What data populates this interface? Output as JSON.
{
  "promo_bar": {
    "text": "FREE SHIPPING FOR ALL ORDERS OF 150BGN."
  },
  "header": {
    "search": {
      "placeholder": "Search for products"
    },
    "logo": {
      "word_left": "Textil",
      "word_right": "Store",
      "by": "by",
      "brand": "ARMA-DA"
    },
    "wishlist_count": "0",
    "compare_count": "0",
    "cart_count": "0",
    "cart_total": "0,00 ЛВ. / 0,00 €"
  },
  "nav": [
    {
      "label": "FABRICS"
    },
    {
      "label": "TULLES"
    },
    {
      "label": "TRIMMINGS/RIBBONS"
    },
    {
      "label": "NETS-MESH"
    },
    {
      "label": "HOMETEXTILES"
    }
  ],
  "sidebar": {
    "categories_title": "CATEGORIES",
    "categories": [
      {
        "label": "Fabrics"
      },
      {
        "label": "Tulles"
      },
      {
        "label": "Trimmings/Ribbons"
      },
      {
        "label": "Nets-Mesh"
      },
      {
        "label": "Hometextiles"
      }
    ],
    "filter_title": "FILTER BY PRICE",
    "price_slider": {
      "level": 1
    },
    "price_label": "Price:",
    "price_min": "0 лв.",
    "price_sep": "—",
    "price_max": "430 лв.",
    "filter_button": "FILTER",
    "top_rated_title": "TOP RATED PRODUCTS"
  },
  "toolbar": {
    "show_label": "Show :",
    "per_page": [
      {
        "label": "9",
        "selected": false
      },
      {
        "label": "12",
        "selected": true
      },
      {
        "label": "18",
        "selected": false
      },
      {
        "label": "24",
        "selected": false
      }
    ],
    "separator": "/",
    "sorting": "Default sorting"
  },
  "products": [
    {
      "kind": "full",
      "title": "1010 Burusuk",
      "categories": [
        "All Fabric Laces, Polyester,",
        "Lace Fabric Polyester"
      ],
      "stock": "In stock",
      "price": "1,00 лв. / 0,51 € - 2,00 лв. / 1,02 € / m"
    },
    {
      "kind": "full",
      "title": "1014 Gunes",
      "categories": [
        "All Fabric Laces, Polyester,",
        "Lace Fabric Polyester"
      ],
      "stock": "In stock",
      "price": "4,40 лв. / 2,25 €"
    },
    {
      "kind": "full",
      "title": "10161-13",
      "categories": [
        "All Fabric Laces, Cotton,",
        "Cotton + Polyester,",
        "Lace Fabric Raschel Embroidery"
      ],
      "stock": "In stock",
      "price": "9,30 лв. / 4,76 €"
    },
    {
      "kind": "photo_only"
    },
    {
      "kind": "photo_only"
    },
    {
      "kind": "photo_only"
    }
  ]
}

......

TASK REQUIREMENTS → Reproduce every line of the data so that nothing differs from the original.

SOLUTION TO THE PROBLEM →
What data populates this interface? Output as JSON.
{
  "promo_bar": {
    "text": "FREE SHIPPING FOR ALL ORDERS OF 150BGN."
  },
  "header": {
    "search": {
      "placeholder": "Search for products"
    },
    "logo": {
      "word_left": "Textil",
      "word_right": "Store",
      "by": "by",
      "brand": "ARMA-DA"
    },
    "wishlist_count": "0",
    "compare_count": "0",
    "cart_count": "0",
    "cart_total": "0,00 ЛВ. / 0,00 €"
  },
  "nav": [
    {
      "label": "FABRICS"
    },
    {
      "label": "TULLES"
    },
    {
      "label": "TRIMMINGS/RIBBONS"
    },
    {
      "label": "NETS-MESH"
    },
    {
      "label": "HOMETEXTILES"
    }
  ],
  "sidebar": {
    "categories_title": "CATEGORIES",
    "categories": [
      {
        "label": "Fabrics"
      },
      {
        "label": "Tulles"
      },
      {
        "label": "Trimmings/Ribbons"
      },
      {
        "label": "Nets-Mesh"
      },
      {
        "label": "Hometextiles"
      }
    ],
    "filter_title": "FILTER BY PRICE",
    "price_slider": {
      "level": 1
    },
    "price_label": "Price:",
    "price_min": "0 лв.",
    "price_sep": "—",
    "price_max": "430 лв.",
    "filter_button": "FILTER",
    "top_rated_title": "TOP RATED PRODUCTS"
  },
  "toolbar": {
    "show_label": "Show :",
    "per_page": [
      {
        "label": "9",
        "selected": false
      },
      {
        "label": "12",
        "selected": true
      },
      {
        "label": "18",
        "selected": false
      },
      {
        "label": "24",
        "selected": false
      }
    ],
    "separator": "/",
    "sorting": "Default sorting"
  },
  "products": [
    {
      "kind": "full",
      "title": "1010 Burusuk",
      "categories": [
        "All Fabric Laces, Polyester,",
        "Lace Fabric Polyester"
      ],
      "stock": "In stock",
      "price": "1,00 лв. / 0,51 € - 2,00 лв. / 1,02 € / m"
    },
    {
      "kind": "full",
      "title": "1014 Gunes",
      "categories": [
        "All Fabric Laces, Polyester,",
        "Lace Fabric Polyester"
      ],
      "stock": "In stock",
      "price": "4,40 лв. / 2,25 €"
    },
    {
      "kind": "full",
      "title": "10161-13",
      "categories": [
        "All Fabric Laces, Cotton,",
        "Cotton + Polyester,",
        "Lace Fabric Raschel Embroidery"
      ],
      "stock": "In stock",
      "price": "9,30 лв. / 4,76 €"
    },
    {
      "kind": "photo_only"
    },
    {
      "kind": "photo_only"
    },
    {
      "kind": "photo_only"
    }
  ]
}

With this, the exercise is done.